App and web page records:
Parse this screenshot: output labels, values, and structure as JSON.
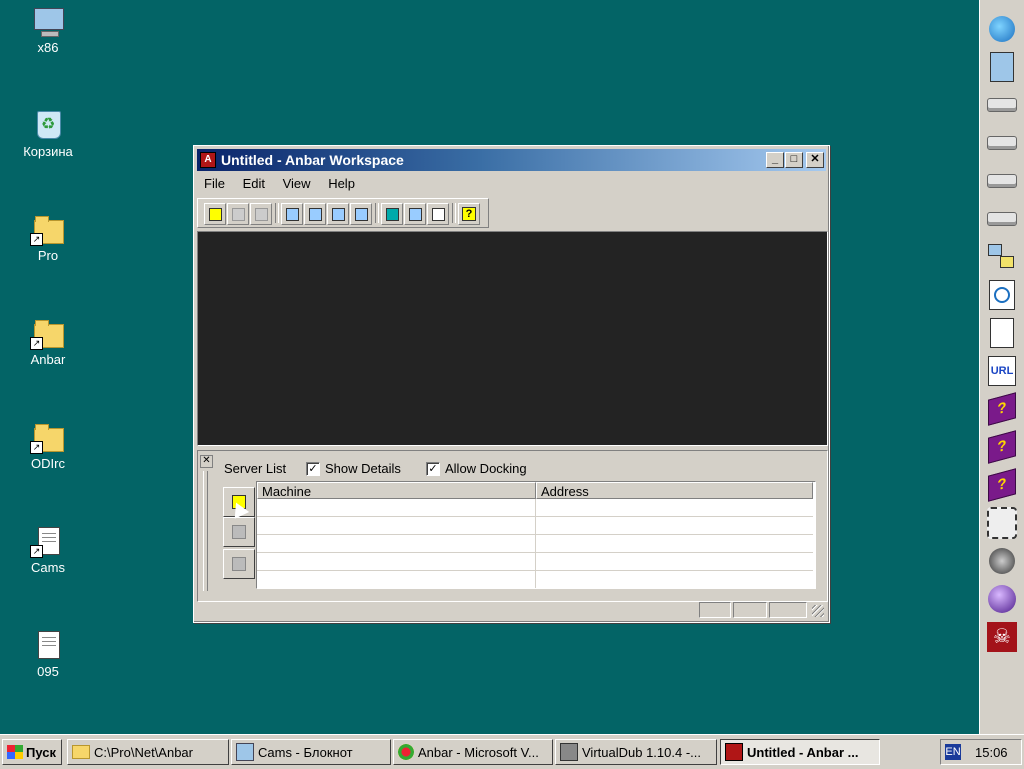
{
  "desktop": {
    "icons": [
      {
        "label": "x86",
        "icon": "computer-icon"
      },
      {
        "label": "Корзина",
        "icon": "recycle-bin-icon"
      },
      {
        "label": "Pro",
        "icon": "folder-shortcut-icon"
      },
      {
        "label": "Anbar",
        "icon": "folder-shortcut-icon"
      },
      {
        "label": "ODIrc",
        "icon": "folder-shortcut-icon"
      },
      {
        "label": "Cams",
        "icon": "text-file-shortcut-icon"
      },
      {
        "label": "095",
        "icon": "text-file-icon"
      }
    ]
  },
  "window": {
    "title": "Untitled - Anbar Workspace",
    "app_icon_letter": "A",
    "controls": {
      "minimize": "_",
      "maximize": "□",
      "close": "✕"
    },
    "menu": [
      "File",
      "Edit",
      "View",
      "Help"
    ],
    "toolbar_help": "?",
    "panel": {
      "close_glyph": "✕",
      "server_list_label": "Server List",
      "show_details_label": "Show Details",
      "show_details_checked": true,
      "allow_docking_label": "Allow Docking",
      "allow_docking_checked": true,
      "check_glyph": "✓",
      "columns": [
        "Machine",
        "Address"
      ],
      "rows": [
        [
          "",
          ""
        ],
        [
          "",
          ""
        ],
        [
          "",
          ""
        ],
        [
          "",
          ""
        ],
        [
          "",
          ""
        ]
      ]
    }
  },
  "sidebar": {
    "items": [
      "globe-icon",
      "binder-icon",
      "drive-icon",
      "drive-icon",
      "drive-icon",
      "drive-icon",
      "network-icon",
      "search-file-icon",
      "text-file-icon",
      "url-file-icon",
      "help-book-icon",
      "help-book-icon",
      "help-book-icon",
      "gear-icon",
      "speaker-icon",
      "sphere-icon",
      "skull-icon"
    ],
    "url_text": "URL",
    "help_glyph": "?",
    "skull_glyph": "☠"
  },
  "taskbar": {
    "start_label": "Пуск",
    "tasks": [
      {
        "label": "C:\\Pro\\Net\\Anbar",
        "active": false
      },
      {
        "label": "Cams - Блокнот",
        "active": false
      },
      {
        "label": "Anbar - Microsoft V...",
        "active": false
      },
      {
        "label": "VirtualDub 1.10.4 -...",
        "active": false
      },
      {
        "label": "Untitled - Anbar ...",
        "active": true
      }
    ],
    "lang": "EN",
    "clock": "15:06"
  },
  "colors": {
    "desktop": "#036466",
    "workspace": "#232323",
    "titlebar_start": "#0a246a",
    "titlebar_end": "#a6caf0"
  }
}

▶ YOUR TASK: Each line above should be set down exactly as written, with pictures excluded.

▶ TASK RESPONSE:
Parse this screenshot: output labels, values, and structure as JSON.
{
  "desktop": {
    "icons": [
      {
        "label": "x86",
        "icon": "computer-icon"
      },
      {
        "label": "Корзина",
        "icon": "recycle-bin-icon"
      },
      {
        "label": "Pro",
        "icon": "folder-shortcut-icon"
      },
      {
        "label": "Anbar",
        "icon": "folder-shortcut-icon"
      },
      {
        "label": "ODIrc",
        "icon": "folder-shortcut-icon"
      },
      {
        "label": "Cams",
        "icon": "text-file-shortcut-icon"
      },
      {
        "label": "095",
        "icon": "text-file-icon"
      }
    ]
  },
  "window": {
    "title": "Untitled - Anbar Workspace",
    "app_icon_letter": "A",
    "controls": {
      "minimize": "_",
      "maximize": "□",
      "close": "✕"
    },
    "menu": [
      "File",
      "Edit",
      "View",
      "Help"
    ],
    "toolbar_help": "?",
    "panel": {
      "close_glyph": "✕",
      "server_list_label": "Server List",
      "show_details_label": "Show Details",
      "show_details_checked": true,
      "allow_docking_label": "Allow Docking",
      "allow_docking_checked": true,
      "check_glyph": "✓",
      "columns": [
        "Machine",
        "Address"
      ],
      "rows": [
        [
          "",
          ""
        ],
        [
          "",
          ""
        ],
        [
          "",
          ""
        ],
        [
          "",
          ""
        ],
        [
          "",
          ""
        ]
      ]
    }
  },
  "sidebar": {
    "items": [
      "globe-icon",
      "binder-icon",
      "drive-icon",
      "drive-icon",
      "drive-icon",
      "drive-icon",
      "network-icon",
      "search-file-icon",
      "text-file-icon",
      "url-file-icon",
      "help-book-icon",
      "help-book-icon",
      "help-book-icon",
      "gear-icon",
      "speaker-icon",
      "sphere-icon",
      "skull-icon"
    ],
    "url_text": "URL",
    "help_glyph": "?",
    "skull_glyph": "☠"
  },
  "taskbar": {
    "start_label": "Пуск",
    "tasks": [
      {
        "label": "C:\\Pro\\Net\\Anbar",
        "active": false
      },
      {
        "label": "Cams - Блокнот",
        "active": false
      },
      {
        "label": "Anbar - Microsoft V...",
        "active": false
      },
      {
        "label": "VirtualDub 1.10.4 -...",
        "active": false
      },
      {
        "label": "Untitled - Anbar ...",
        "active": true
      }
    ],
    "lang": "EN",
    "clock": "15:06"
  },
  "colors": {
    "desktop": "#036466",
    "workspace": "#232323",
    "titlebar_start": "#0a246a",
    "titlebar_end": "#a6caf0"
  }
}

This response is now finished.